Dad was still farming in the 80's, but Roger had bought the farm. Roger built a shop with solar panels. Pickup trucks had two-way radios. A radio mast towered over the farmstead. The frame house that Dad's parents had built in 1917 was gone. Four-wheel drive tractors and pickups where common, rather than a novelty. Most bigger tractors now had cabs. The main heating was from Natural Gas, but Dad was cutting firewood for a new wood stove. After all, firewood warms you twice. Once when you cut it, and again when you burn it. Dad turned 72 in 1985 and arguably he was still in his prime. After 50 years of flying small planes, Dad had his first ride on an airliner.

The 90's brought computers. Something that Dad took note of but had no use for.

Cell phones were there now. The dairy and beef herd was gone. It had grown quiet around the farmstead. By then Mourning Doves can be seen and heard during the middle of the day. A lonely sound in a lonely country. Cable and satellite dishes provided hundreds of channels, whereas in in 1965 we had received one channel well and another poorly.

Dad began to tell stories of the early life. By his 80's, his long-term memory had grown stronger and at that time surely was pretty accurate as to time and facts. In 1999, when Dad was 86, one of us observed him walk across the yard carrying a 60-lb bucket of salt. He reached his pickup and with one hand opened the tailgate and with the other effortlessly lifted the bucket into the bed of the pickup. He was still formidably strong. The muscle memory of decades of working with horses was still there.

Dad was 90 in 2003. My wife Barbara and I walked two miles with him - to the Township school and back. We are fast walkers. We didn't have to slow down for him. Along the way, he talked about his days of flying supplies and passenger when the roads were impassable. In 2006, Dad took his last flight in his PA11. Eric, who is a pilot rode with him. Dad had passed his pilot's test earlier that year. His takeoff and landing was flawless, but his memory was now failing. In the air and alone he tended to become disoriented. He sold his plane to Eric. Eric restored it to its original condition, but changed to a 90-horse engine.

On December 8, 2011 we saw our father for the last time. He was buried at the South Saint Olaf cemetery, once the site of the Lutheran church that our dad and his parents attended until 1955. Now the cemetery stands alone and unsheltered with sweep of the prairie all around it.

The cemetery lies a mile and a half from the farmstead, about two miles from where he has born. Our father lies next to his parents and his brothers and his youngest son and his old friends.

The wind was blowing from the northwest at 30 MPH and The temperature was five above zero fahrenheit. Our mother sat down behind a wind screen in front of the casket and we laid several quilts on her.

At that moment Dad's PA11, flown by Eric, came from the east and Eric saluted our father by dipping the wings of the plane.

Born to sod, our father was covered by sod by the next harvest time.

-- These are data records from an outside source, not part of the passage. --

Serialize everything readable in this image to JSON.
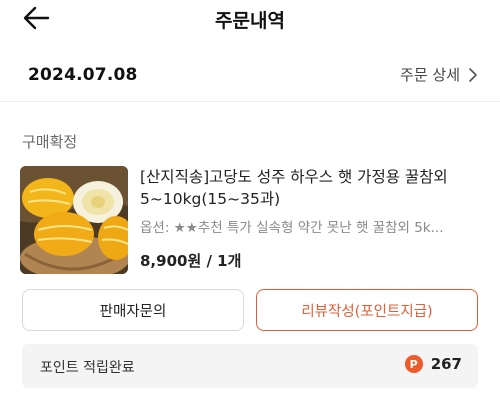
{
  "header": {
    "title": "주문내역",
    "back_icon": "arrow-left-icon"
  },
  "order": {
    "date": "2024.07.08",
    "detail_label": "주문 상세"
  },
  "status": "구매확정",
  "product": {
    "title": "[산지직송]고당도 성주 하우스 햇 가정용 꿀참외 5~10kg(15~35과)",
    "option": "옵션: ★★추천 특가 실속형 약간 못난 햇 꿀참외 5k...",
    "price_qty": "8,900원 / 1개"
  },
  "buttons": {
    "inquiry": "판매자문의",
    "review": "리뷰작성(포인트지급)"
  },
  "points": {
    "label": "포인트 적립완료",
    "badge": "P",
    "value": "267"
  },
  "colors": {
    "accent": "#e0603a",
    "badge": "#ef5a2a"
  }
}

Today you can go for miles without seeing a farm, but it will be a big one, with perhaps thousands of acres. Now a typical harvester is worth a quarter of a million dollars and can harvest half a section in a day. Tractors are not yet fully voice-activated.


Not yet.